… One of the first things that we did when we formed government was we tackled the backlog in spousal sponsorships because that was a clear irritant in the community. We processed 20,000 backlog spousal cases. It used to take 26 months up to 3 years or more to reunite spouses. We now have a new standard in the vast majority of cases of 12 months or less and most of those cases actually much less than that.
If you wanted to renew your PR card it used to take 10 to 18 months. We are now talking about 54 days and we’re not satisfied with that. We’re going for 14 days. If you look at temporary resident visas, another irritant, the industry standard is now in our department 14 days. Does that mean all the visa offices are there? Absolutely not. But I’ve been visiting a few of them already and I continue to engage to make sure that we bring that down.
I don’t want an international student to go to the UK because his visa took too long. I don’t want someone to defer or deflect or go somewhere else with their investment because they didn’t have fast processing times. One of the key things that blew my mind when I took over this role and I think it will for you is just one stream of immigration, just one that we process is international students.

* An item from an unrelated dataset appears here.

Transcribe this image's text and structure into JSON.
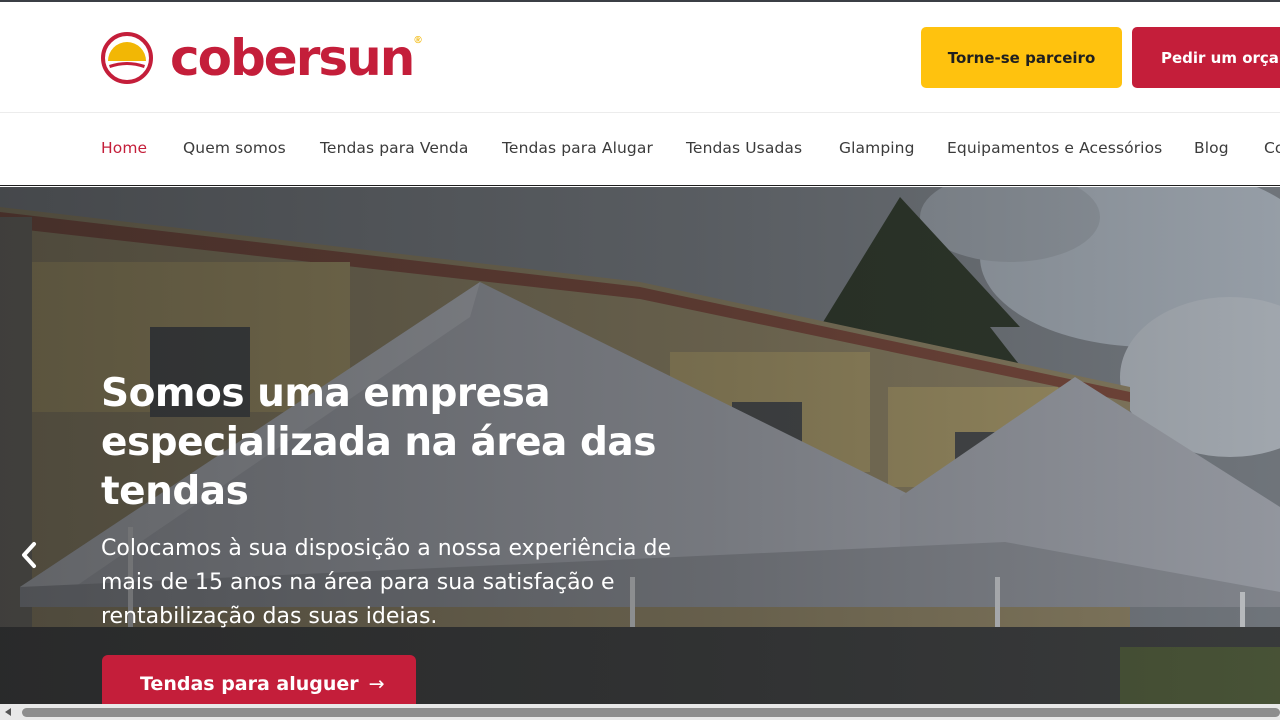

Would you believe me if I told you the amount of money that international students put into our economy is more than what we get from the exporting of softwood lumber, from the exporting of wheat, from our financial services and an equal amount of money to our exports of automotive parts? Yet Australia which is not in our hemisphere attracts more Mexican international students than us. We can’t accept that. We can and will do more.
Last year we brought in and approved 367,000 international student visas. That’s a jump of 22% of the previous year so we are doing better but we can do much more. There’s so much room for improvement. Part of it is processing times. Part of it is client service. I went to Germany and the UK and Switzerland. At each stop everyone was raving about our settlement and integration infrastructure, how we do settlement so well. I was happy about that but I thought we could still do better.
For example in Germany I learned how the Germans were taking young refugees, putting them in apprenticeships in skilled trades where the Germans are really good and teaching them for example how to manufacture high speed trains while teaching them the language at the same time, not consecutively like we do. They were doing it concurrently. Is that an idea we can learn from? How do the Swedes do integration better than us, especially for young people?
Those are the kinds of lessons I want to bring back to Canada on our settlement plan. Settlement eats up 40% of IRCC’s budget so we have to ask ourselves can we do better. The only way we can do that is to ask ourselves are we having the maximum impact on that newcomer to enable him or her to restart their lives and succeed in Canada so they can contribute to our common prosperity.
… As I talk about immigration and I talk about the things that we’re doing right, as I talk about the generosity of Canadians I want to come back to some of the programming I spoke about earlier, Express Entry, the Start-up Visa. We also recently announced in this year’s budget a targeted employment strategy for newcomers. We want newcomers to hit the ground running so they can use $27.5 million.
Some of that money will go to assist them to expand pre-arrival services so that skilled immigrants can start the licensing and credential recognition process abroad before they even get here so they can hit the ground running. When they get here a lot of them don’t practice in their fields and so they don’t earn their potential and we lose out on their skills. Why? Because they can’t pay for their exams, they can’t pay the application fees, they can’t support their family.
We are giving them loans in order for them to be able to pay for those exams and those application fees. I’m already meeting dentists and electricians and nurses who have already become professionals in Canada as a result of those loans. The third aspect of that employment strategy for newcomers is creation of paid internships so they can get that valuable Canadian work experience, connecting them with mentors, job matching and so on, pilot programs to see what works.